» **WORK REQUEST**:
Where a line in the material below has the string "二级面授", please report it.

» **RECORDS FOR THIS TASK**:

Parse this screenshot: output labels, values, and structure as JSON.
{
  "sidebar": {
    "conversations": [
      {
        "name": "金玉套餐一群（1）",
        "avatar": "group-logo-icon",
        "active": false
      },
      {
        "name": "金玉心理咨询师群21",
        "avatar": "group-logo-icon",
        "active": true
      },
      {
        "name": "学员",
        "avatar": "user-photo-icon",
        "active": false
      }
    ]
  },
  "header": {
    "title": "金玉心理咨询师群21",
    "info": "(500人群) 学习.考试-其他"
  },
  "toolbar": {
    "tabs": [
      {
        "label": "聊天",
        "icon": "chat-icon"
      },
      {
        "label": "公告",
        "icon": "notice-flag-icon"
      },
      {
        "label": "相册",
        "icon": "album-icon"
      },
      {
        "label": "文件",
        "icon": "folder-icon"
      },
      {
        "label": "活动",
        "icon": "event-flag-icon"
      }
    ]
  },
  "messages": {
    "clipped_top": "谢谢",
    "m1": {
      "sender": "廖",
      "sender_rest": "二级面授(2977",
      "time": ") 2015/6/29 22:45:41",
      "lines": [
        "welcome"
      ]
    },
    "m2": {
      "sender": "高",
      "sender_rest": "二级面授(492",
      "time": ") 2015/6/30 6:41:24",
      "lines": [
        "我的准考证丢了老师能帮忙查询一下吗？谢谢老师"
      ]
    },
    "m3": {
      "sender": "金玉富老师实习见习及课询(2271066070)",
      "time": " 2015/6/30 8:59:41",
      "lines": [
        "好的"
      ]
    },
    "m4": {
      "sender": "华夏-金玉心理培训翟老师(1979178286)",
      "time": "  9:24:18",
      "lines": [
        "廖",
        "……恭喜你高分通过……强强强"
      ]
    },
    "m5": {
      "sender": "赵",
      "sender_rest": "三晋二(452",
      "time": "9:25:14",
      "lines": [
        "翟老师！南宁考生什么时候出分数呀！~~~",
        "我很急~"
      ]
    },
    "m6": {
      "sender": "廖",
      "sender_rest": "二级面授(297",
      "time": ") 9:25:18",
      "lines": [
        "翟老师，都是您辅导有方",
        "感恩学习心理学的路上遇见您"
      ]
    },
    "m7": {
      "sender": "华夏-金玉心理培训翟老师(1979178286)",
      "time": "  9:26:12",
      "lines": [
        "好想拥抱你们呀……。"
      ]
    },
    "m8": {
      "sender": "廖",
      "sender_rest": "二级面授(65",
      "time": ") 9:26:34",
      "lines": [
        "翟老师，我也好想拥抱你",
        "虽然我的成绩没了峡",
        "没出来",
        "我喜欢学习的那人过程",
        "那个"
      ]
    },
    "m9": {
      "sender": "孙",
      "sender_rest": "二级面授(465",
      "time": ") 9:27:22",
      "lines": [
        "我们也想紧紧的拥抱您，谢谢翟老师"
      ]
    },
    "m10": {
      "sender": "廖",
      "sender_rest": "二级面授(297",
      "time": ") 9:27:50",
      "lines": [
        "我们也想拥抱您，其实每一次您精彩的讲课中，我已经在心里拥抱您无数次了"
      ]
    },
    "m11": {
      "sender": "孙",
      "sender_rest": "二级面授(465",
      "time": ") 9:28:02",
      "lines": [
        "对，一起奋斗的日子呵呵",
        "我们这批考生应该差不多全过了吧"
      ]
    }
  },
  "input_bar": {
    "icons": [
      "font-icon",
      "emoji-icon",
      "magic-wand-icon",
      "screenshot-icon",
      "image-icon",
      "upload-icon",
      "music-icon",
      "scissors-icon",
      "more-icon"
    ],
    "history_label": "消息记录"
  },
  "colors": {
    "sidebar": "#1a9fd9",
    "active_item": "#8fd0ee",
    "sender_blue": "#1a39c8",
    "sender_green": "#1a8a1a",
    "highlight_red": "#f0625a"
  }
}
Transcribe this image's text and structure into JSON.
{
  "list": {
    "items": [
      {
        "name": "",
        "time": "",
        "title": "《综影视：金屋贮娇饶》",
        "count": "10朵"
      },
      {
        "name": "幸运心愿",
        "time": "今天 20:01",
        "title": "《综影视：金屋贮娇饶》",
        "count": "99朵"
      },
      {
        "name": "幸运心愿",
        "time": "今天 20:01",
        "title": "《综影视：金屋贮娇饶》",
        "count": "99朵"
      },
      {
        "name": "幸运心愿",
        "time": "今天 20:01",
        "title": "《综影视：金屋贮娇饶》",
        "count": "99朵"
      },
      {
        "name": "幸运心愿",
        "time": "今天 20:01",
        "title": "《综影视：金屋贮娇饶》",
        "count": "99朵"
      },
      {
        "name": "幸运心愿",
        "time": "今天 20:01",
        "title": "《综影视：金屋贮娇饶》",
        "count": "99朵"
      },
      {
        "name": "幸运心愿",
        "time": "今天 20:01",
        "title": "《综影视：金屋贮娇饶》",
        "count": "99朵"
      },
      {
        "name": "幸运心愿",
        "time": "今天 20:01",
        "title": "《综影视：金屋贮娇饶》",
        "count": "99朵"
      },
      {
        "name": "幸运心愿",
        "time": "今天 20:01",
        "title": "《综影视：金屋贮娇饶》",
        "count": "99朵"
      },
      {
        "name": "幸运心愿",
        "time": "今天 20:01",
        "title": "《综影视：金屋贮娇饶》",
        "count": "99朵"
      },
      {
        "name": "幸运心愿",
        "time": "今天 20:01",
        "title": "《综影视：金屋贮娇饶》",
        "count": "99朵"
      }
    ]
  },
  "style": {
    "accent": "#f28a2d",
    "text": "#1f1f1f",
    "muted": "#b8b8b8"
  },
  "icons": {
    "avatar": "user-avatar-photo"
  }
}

» **EXERCISE RESULT**:
      "sender_rest": "二级面授(2977",
      "sender_rest": "二级面授(492",
      "sender_rest": "二级面授(297",
      "sender_rest": "二级面授(65",
      "sender_rest": "二级面授(465",
      "sender_rest": "二级面授(297",
      "sender_rest": "二级面授(465",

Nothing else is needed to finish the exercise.